RF: Be true to yourself. Find out what it is that unleashes passion in you and then pursue it. After years of studying human behavior, I am of the opinion that it is a sense of purpose and having faith and belief that sparks passion. Passion drives excellence, creativity, the acquiring and usage of knowledge as well as the will to make a difference in the work environment that you find yourself in.

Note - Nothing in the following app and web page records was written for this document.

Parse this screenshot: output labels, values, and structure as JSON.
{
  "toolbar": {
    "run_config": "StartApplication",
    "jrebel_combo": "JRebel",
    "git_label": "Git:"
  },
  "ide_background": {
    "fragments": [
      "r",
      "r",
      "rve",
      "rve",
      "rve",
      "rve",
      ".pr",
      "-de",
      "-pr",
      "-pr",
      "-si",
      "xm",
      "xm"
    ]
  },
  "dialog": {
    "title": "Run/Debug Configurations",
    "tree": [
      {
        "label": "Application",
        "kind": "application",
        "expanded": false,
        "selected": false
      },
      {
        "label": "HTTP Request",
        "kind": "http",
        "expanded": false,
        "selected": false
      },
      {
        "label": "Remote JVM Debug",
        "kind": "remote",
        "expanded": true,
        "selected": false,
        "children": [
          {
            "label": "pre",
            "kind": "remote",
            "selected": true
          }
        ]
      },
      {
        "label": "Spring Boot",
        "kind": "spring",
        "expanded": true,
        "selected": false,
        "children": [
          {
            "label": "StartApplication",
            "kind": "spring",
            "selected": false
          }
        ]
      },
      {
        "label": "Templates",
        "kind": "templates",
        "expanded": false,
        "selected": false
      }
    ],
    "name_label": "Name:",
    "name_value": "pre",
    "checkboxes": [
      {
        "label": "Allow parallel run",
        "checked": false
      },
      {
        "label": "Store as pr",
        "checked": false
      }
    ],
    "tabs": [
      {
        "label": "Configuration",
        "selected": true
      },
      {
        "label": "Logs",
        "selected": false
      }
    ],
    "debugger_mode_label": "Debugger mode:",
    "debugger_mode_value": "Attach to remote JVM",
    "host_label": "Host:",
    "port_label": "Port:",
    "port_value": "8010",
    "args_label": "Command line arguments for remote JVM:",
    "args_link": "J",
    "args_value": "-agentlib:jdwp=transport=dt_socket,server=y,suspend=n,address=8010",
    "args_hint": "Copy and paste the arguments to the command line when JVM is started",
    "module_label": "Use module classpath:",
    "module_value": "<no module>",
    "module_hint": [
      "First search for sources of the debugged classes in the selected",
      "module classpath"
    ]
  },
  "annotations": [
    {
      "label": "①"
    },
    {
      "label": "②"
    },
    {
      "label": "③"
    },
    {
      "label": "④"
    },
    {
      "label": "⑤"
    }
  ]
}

SI: Ensure Google brings up your name by the time someone types in the first few letters of it. Spend at least an hour a day on LinkedIn, Facebook and Twitter – you should be a regular and prominent face in your domain. Also, tap into resources such as StumbleUpon, YouTube and Pinterest. Improve your interpersonal skills – if you motivate and inspire others, they will follow you – and never aspire to the 'tough boss' image. If you find ways to get into the hearts of your team members, they will support you with their heads, hearts and souls. Consider doing a PhD, which is definitely a career booster, and arm yourself with at least one new certification every year. 

JMW: Learn, learn, learn. Always be up to date with everything that’s going on in the HR field, particularly in the industry you are in. Focus not only on your country but also regionally and globally.

KM: Have a clear vision of what you want to do and where you want to be – I’ve been lucky enough to work internationally while progressing my career. Recognise what motivates you and make sure you are able to play to your strengths. It's also important to stay resilient, as being an HR manager can be a lonely place.

Russell Hall

Russell Hallgroup head of talent acquisition – Al Tayer Group

Russell is a senior talent acquisition professional. He has covered over 20 countries in multiple industries including software, telecoms, banking and retail.

Hisham Chahine

Hisham ChahineHR manager – Gulf, India and Southwest Asia, Baker Hughes

Hisham delivers the people strategy in alignment with the business’ operational and strategic goals for seven countries.

Reinette Farajallah

ReinetteHR principal, Al Anmaa Company – a subsidiary of Astra Industrial Group (AIG)

Reinette directs the development and implementation of the HR function roll-out by following a systematic approach.

Sangeeth Ibrahim

Sangeethassistant vice-president – head of training & development & head of the SIB Academy, Sharjah Islamic Bank

Sangeeth leads the learning & development interventions in SIB. He is also head of the business excellence team.

Jackie Makhoul-Winn

head of HR for UAE and Gulf Countries, Credit Agricole

Jackie has more than 15 years' experience in HR. She has an MBA from the University of Wales, is studying for a PhD in general management, and is a certified life coach and NLP practitioner.

Kieran Mander

former head of HR, Ikea (Al Futtaim)

Kieran is a senior HR manager with a proven track record in retail leadership. Operating at a strategic level in an international environment with experience in FMCG, fashion and home lifestyle.